What is being asked >> The answer must be an exact copy of every record.

Data listing >>
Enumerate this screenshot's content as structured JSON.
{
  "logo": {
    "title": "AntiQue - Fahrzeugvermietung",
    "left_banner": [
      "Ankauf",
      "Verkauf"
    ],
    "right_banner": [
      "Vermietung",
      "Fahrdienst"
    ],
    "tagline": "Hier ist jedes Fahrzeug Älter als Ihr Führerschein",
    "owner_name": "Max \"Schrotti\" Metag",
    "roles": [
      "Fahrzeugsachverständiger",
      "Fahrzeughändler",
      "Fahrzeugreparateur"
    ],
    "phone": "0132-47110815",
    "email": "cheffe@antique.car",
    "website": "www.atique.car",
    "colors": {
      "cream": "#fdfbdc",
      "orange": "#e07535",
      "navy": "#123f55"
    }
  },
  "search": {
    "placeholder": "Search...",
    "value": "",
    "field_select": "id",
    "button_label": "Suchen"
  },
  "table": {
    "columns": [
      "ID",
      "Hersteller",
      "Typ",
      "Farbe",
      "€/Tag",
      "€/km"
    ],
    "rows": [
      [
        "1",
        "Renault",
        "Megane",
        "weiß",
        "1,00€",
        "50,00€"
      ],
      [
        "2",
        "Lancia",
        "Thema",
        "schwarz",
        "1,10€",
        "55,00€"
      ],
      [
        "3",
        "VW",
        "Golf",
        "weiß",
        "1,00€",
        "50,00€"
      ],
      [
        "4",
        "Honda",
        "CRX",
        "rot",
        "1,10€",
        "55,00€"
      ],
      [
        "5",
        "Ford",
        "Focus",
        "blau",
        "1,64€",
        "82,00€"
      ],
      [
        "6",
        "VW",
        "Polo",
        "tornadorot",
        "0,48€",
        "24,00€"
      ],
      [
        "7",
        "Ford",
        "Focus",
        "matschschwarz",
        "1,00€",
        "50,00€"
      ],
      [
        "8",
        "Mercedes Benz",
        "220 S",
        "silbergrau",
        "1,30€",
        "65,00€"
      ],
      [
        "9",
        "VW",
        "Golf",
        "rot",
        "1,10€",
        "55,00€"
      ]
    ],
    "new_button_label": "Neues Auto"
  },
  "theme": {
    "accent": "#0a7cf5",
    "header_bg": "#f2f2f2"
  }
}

Response below >>
Enumerate this screenshot's content as structured JSON.
{
  "logo": {
    "title": "AntiQue - Fahrzeugvermietung",
    "left_banner": [
      "Ankauf",
      "Verkauf"
    ],
    "right_banner": [
      "Vermietung",
      "Fahrdienst"
    ],
    "tagline": "Hier ist jedes Fahrzeug Älter als Ihr Führerschein",
    "owner_name": "Max \"Schrotti\" Metag",
    "roles": [
      "Fahrzeugsachverständiger",
      "Fahrzeughändler",
      "Fahrzeugreparateur"
    ],
    "phone": "0132-47110815",
    "email": "cheffe@antique.car",
    "website": "www.atique.car",
    "colors": {
      "cream": "#fdfbdc",
      "orange": "#e07535",
      "navy": "#123f55"
    }
  },
  "search": {
    "placeholder": "Search...",
    "value": "",
    "field_select": "id",
    "button_label": "Suchen"
  },
  "table": {
    "columns": [
      "ID",
      "Hersteller",
      "Typ",
      "Farbe",
      "€/Tag",
      "€/km"
    ],
    "rows": [
      [
        "1",
        "Renault",
        "Megane",
        "weiß",
        "1,00€",
        "50,00€"
      ],
      [
        "2",
        "Lancia",
        "Thema",
        "schwarz",
        "1,10€",
        "55,00€"
      ],
      [
        "3",
        "VW",
        "Golf",
        "weiß",
        "1,00€",
        "50,00€"
      ],
      [
        "4",
        "Honda",
        "CRX",
        "rot",
        "1,10€",
        "55,00€"
      ],
      [
        "5",
        "Ford",
        "Focus",
        "blau",
        "1,64€",
        "82,00€"
      ],
      [
        "6",
        "VW",
        "Polo",
        "tornadorot",
        "0,48€",
        "24,00€"
      ],
      [
        "7",
        "Ford",
        "Focus",
        "matschschwarz",
        "1,00€",
        "50,00€"
      ],
      [
        "8",
        "Mercedes Benz",
        "220 S",
        "silbergrau",
        "1,30€",
        "65,00€"
      ],
      [
        "9",
        "VW",
        "Golf",
        "rot",
        "1,10€",
        "55,00€"
      ]
    ],
    "new_button_label": "Neues Auto"
  },
  "theme": {
    "accent": "#0a7cf5",
    "header_bg": "#f2f2f2"
  }
}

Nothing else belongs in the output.